What is required
What lines in the entries hold the string "efficiency"? List them.

Records supplied
BEGIN

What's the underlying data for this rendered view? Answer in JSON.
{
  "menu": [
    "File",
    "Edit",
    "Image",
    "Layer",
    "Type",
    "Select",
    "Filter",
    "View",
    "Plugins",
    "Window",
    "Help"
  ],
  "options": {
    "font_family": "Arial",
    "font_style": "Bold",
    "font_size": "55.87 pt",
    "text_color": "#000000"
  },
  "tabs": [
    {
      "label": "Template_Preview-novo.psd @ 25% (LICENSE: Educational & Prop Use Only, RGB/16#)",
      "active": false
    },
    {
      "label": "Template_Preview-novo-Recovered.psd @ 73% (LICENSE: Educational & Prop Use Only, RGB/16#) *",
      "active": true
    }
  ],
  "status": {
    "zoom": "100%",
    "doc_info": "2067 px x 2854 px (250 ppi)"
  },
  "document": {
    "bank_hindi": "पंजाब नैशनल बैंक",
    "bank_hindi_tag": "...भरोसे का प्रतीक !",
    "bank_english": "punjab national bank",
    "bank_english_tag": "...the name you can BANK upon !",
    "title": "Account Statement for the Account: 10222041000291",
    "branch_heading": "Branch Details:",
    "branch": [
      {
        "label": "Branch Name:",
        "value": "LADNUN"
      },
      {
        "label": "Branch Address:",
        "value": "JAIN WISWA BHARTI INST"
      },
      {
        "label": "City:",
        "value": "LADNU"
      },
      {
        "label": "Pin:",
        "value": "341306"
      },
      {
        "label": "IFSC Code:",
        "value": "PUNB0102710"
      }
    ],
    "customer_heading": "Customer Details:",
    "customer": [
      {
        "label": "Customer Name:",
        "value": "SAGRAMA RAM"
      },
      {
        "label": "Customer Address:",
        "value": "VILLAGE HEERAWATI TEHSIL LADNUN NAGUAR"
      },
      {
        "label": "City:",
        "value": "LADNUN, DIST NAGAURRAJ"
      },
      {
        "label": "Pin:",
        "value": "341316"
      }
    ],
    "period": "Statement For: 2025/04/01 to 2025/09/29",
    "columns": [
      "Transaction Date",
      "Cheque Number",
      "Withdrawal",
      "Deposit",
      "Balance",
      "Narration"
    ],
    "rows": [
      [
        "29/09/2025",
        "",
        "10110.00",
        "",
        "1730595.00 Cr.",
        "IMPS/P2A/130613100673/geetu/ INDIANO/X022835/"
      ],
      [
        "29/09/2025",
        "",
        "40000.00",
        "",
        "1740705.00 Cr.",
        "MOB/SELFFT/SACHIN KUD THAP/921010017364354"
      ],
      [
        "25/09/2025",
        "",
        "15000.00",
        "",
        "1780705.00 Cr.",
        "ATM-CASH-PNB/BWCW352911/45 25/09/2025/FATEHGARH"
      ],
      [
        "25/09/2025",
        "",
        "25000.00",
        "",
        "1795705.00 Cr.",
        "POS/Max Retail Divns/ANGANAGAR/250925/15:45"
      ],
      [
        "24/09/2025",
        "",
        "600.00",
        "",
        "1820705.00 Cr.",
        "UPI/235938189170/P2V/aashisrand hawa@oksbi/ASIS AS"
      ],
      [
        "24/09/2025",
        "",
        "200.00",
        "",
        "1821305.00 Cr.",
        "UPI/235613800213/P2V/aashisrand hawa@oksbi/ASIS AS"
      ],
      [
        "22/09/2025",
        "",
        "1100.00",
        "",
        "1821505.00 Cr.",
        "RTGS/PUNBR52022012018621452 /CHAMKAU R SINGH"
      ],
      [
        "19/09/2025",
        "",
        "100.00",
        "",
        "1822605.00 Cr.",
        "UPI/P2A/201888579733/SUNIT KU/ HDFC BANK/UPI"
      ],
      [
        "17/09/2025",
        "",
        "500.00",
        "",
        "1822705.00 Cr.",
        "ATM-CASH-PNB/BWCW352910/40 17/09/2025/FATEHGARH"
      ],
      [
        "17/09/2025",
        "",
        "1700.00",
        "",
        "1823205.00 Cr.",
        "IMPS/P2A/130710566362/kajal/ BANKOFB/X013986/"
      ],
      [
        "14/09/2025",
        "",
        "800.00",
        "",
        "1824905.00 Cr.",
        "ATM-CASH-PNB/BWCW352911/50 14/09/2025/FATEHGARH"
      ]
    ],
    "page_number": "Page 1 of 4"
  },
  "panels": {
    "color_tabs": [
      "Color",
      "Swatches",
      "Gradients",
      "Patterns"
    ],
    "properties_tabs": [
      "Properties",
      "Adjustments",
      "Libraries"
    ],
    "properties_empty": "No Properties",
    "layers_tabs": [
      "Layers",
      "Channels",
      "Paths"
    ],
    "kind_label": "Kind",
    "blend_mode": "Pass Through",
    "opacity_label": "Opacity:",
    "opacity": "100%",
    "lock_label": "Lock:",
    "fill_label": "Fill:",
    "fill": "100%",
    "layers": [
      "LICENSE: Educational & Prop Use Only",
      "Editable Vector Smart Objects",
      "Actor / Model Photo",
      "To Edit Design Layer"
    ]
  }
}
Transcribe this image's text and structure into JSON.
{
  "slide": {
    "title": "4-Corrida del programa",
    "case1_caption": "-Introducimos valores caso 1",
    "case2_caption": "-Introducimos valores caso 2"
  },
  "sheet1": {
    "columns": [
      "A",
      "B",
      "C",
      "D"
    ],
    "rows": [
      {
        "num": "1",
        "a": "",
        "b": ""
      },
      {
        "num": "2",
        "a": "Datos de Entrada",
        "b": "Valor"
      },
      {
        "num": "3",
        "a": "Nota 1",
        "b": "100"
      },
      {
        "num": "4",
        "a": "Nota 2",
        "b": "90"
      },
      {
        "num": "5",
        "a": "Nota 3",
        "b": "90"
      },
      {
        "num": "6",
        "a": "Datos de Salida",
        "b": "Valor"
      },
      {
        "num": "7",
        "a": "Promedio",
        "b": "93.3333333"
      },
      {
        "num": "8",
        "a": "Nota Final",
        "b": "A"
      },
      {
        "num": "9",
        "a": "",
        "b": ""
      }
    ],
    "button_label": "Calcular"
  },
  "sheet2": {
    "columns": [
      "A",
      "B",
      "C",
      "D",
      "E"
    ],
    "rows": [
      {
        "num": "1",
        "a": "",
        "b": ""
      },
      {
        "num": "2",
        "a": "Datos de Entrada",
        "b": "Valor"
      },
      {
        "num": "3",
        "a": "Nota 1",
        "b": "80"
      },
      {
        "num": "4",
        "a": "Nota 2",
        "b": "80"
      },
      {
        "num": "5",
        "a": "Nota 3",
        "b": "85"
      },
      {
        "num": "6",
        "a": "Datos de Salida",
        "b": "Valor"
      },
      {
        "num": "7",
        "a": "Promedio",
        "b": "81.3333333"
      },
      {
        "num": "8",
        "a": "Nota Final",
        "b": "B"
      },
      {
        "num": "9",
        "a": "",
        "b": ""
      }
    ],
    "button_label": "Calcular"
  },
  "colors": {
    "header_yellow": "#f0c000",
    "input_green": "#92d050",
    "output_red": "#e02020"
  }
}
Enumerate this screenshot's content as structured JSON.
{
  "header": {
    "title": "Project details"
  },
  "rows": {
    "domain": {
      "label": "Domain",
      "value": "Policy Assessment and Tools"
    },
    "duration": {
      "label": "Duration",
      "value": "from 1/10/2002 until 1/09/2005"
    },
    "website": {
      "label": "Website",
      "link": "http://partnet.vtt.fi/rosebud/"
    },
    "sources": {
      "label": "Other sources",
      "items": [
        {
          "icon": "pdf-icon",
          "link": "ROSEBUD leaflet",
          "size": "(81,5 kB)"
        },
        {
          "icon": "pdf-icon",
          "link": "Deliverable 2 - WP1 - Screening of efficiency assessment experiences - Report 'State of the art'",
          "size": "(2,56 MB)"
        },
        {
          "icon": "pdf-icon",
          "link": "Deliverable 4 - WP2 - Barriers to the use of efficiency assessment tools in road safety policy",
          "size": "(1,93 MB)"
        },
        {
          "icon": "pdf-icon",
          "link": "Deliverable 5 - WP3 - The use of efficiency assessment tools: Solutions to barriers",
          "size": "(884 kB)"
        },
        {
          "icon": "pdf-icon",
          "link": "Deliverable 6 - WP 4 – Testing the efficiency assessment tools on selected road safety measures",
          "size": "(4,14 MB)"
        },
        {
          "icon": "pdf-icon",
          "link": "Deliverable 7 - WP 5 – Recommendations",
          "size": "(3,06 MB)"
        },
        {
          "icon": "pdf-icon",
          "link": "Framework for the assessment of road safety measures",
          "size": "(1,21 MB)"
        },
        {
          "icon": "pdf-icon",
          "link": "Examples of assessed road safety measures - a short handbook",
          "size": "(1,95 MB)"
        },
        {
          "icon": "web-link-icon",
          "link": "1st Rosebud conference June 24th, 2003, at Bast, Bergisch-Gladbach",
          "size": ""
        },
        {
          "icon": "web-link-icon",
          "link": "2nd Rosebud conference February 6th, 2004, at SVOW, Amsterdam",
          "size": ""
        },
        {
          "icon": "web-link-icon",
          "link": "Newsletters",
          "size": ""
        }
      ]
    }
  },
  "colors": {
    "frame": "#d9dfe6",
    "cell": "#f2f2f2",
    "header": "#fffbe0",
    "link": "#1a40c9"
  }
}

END

Written response
          "link": "Deliverable 2 - WP1 - Screening of efficiency assessment experiences - Report 'State of the art'",
          "link": "Deliverable 4 - WP2 - Barriers to the use of efficiency assessment tools in road safety policy",
          "link": "Deliverable 5 - WP3 - The use of efficiency assessment tools: Solutions to barriers",
          "link": "Deliverable 6 - WP 4 – Testing the efficiency assessment tools on selected road safety measures",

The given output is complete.